Liptz said that the Arab population in Israel is “torn between its identity and loyalty to the Palestinians while at the same time being Israeli citizens.” There are doctors, pharmacists and other professionals with upward mobility, especially for women. Subsections of the Arab population, notably the Druze and the Christian Arabs, are doing particularly well. In a 2018 survey of education, a Muslim and a Druze school were among the most successful, but many Arab schools were highly unsuccessful.
“Arabs are a minority group, and politics always get in the way, but we’re seeing some change, even in a divided society,” Liptz said. “Living in an insecure Middle East causes societal problems. Israel is in the toughest neighborhood in the world.”
Religious tensions are also a societal problem. Various concepts of religiosity exist among all groups in Israel, Liptz said.

There are economic issues, with a huge and growing gap between the top 10 percent and the bottom 20 percent of the population, according to Liptz. As the country moved away from socialism, some people began to resent the economic differentiation, he added.
“Where you live is important in Israel, just as it is in the U.S.,” he added. “The center of the country is looked at differently from the marginal areas. This might be solved in the future by railways, so that marginalization becomes less marginal. Someone can live in Beersheva and work in Tel Aviv or vice versa. Living on the periphery will become less of a problem. The railway system has made the commute from Jerusalem to Ben Gurion Airport only 28 minutes, and Eilat will eventually be connected to the center of the country by trains.”
Liptz, who will present 31 sessions on 26 topics when he visits Orange County, has seen the rise and fall of several charismatic leaders in Israel. Of Benjamin Netanyahu’s indictment, he said, “Bibi was in power for 11 years and seemed to be a leader who couldn’t be defeated. When the aura is lost from a charismatic leader, it has a tremendous effect on the person and the country.”
Regardless, Liptiz is optimistic about Israel’s future. He concluded, “Problems can be worked out, especially technological problems. Israelis are very confident of that.

Orange County Community Scholar Program
One-Month Scholar Prof. Paul Liptz January 5-30, 2020

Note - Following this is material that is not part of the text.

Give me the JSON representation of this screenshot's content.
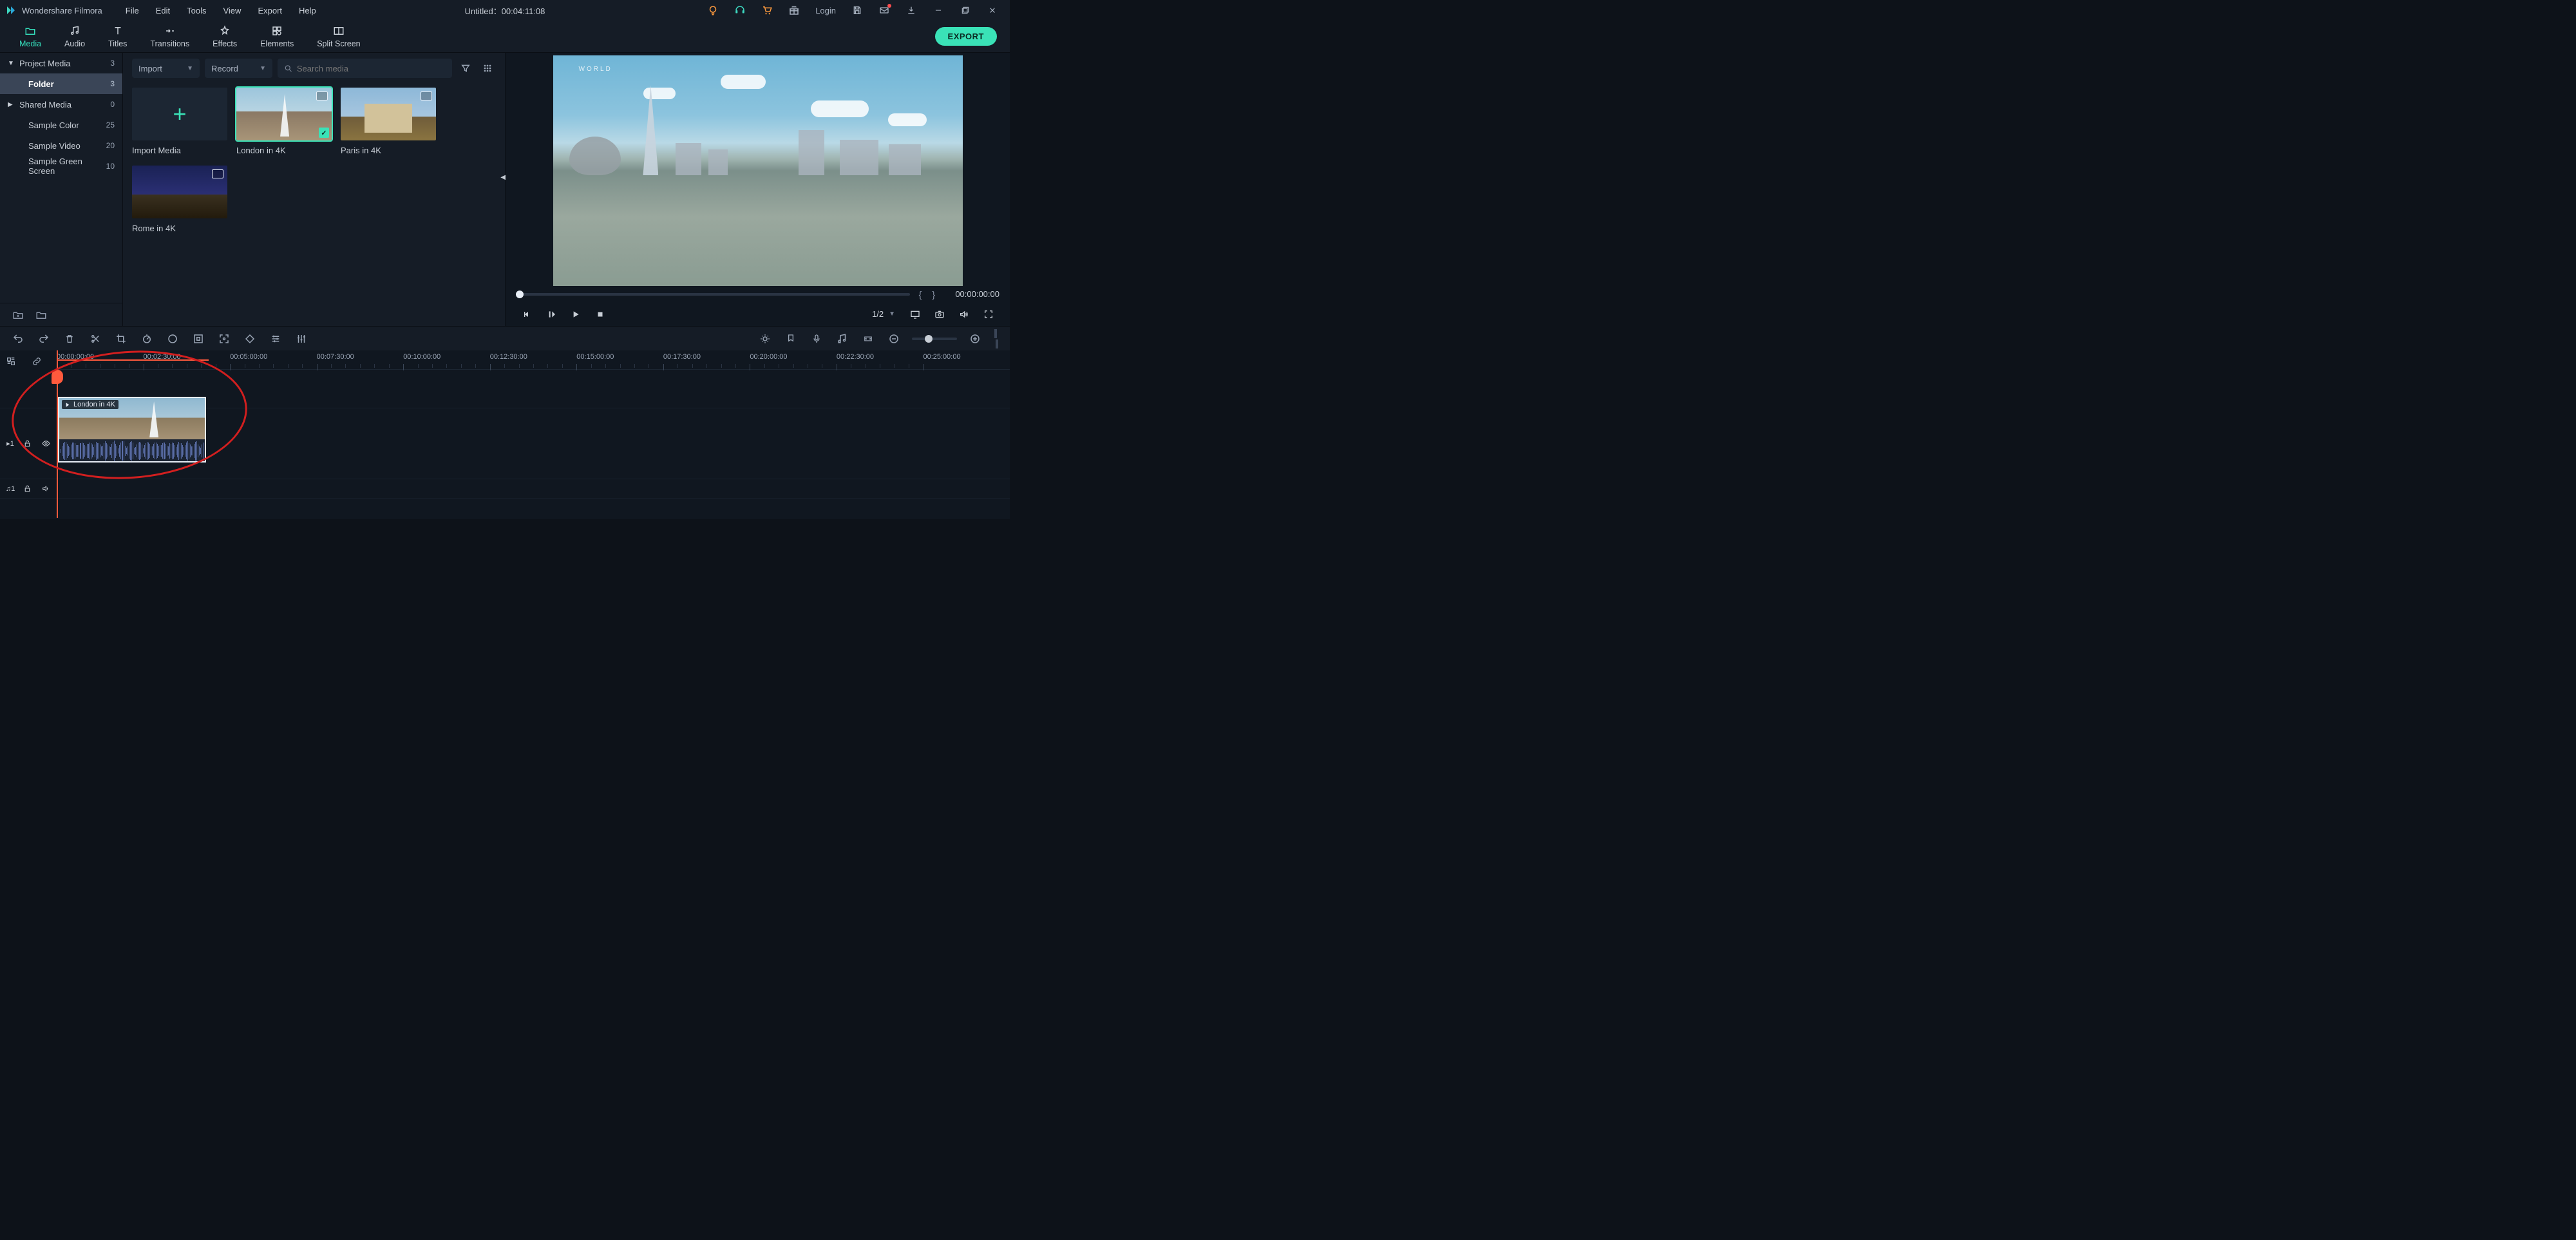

Fulfilling the Dream:
The Fascinating Story of Modern Israel
The program is supported by an Impact Grant from Jewish Federation & Family Services made possible by the Leon Ninburg Estate. It is partially funded by a grant from the Jewish Community Foundation Orange County, and it is honoring Roz and Elliot Vogelfanger. Topics and sessions include:
Opening Lecture:
Fulfilling the Dream: Living in a Fascinating World
Co-sponsored by the Merage JCC
Date: Sunday Night, January 5, 2020
Time: 7:00 PM reception, presentation starts at 7:30 PM

Location: Merage JCC, 1 Federation Way, Irvine, CA

Tuesday Brown Bag Lunch Series: Creating A Nation
Dates: January 7, 14, 21 & 28
Time: 12:15 PM – 1:15 PM
Location: Merage JCC, 1 Federation Way, Irvine, CA

Wednesday Evening Series: Politics and Politicians
Dates: January 8, 15, 22 & 29
Time: 7:15 PM – 8:30 PM
Location: Merage JCC, 1 Federation Way, Irvine, CA

Thursday Brown Bag Lunch Series: Israel’s Neighbors:
Nationalism and Religion in a Complex Region
Dates: January 9, 16 & 23
Time: 12:15 PM – 1:15 PM
Location: Merage JCC, 1 Federation Way, Irvine, CA

Private Patron/Legacy Event: 53 Years in Israel:
A Personal Story
Date: Saturday Night January 18, 2020
Time: 7:30 PM
Location: private event please contact akatz@occsp.org
Closing Lecture: Looking Back to the Future:
What Must We Do Now?
Date: Thursday Night January 30, 2020
Time: 7:00 PM reception, presentation starts at 7:30 PM
Location: Las Lomas Community Center Federation Way, Irvine, CA 92612

For more information or to register for the programs, contact CSP at (949) 682-4040 or www.occsp.org.

ILENE SCHNEIDER IS a contributing writer to Jlife magazine.

Previous articleJEWISH EDUCATION
Next articleJLife Extra


Please enter your comment!
Please enter your name here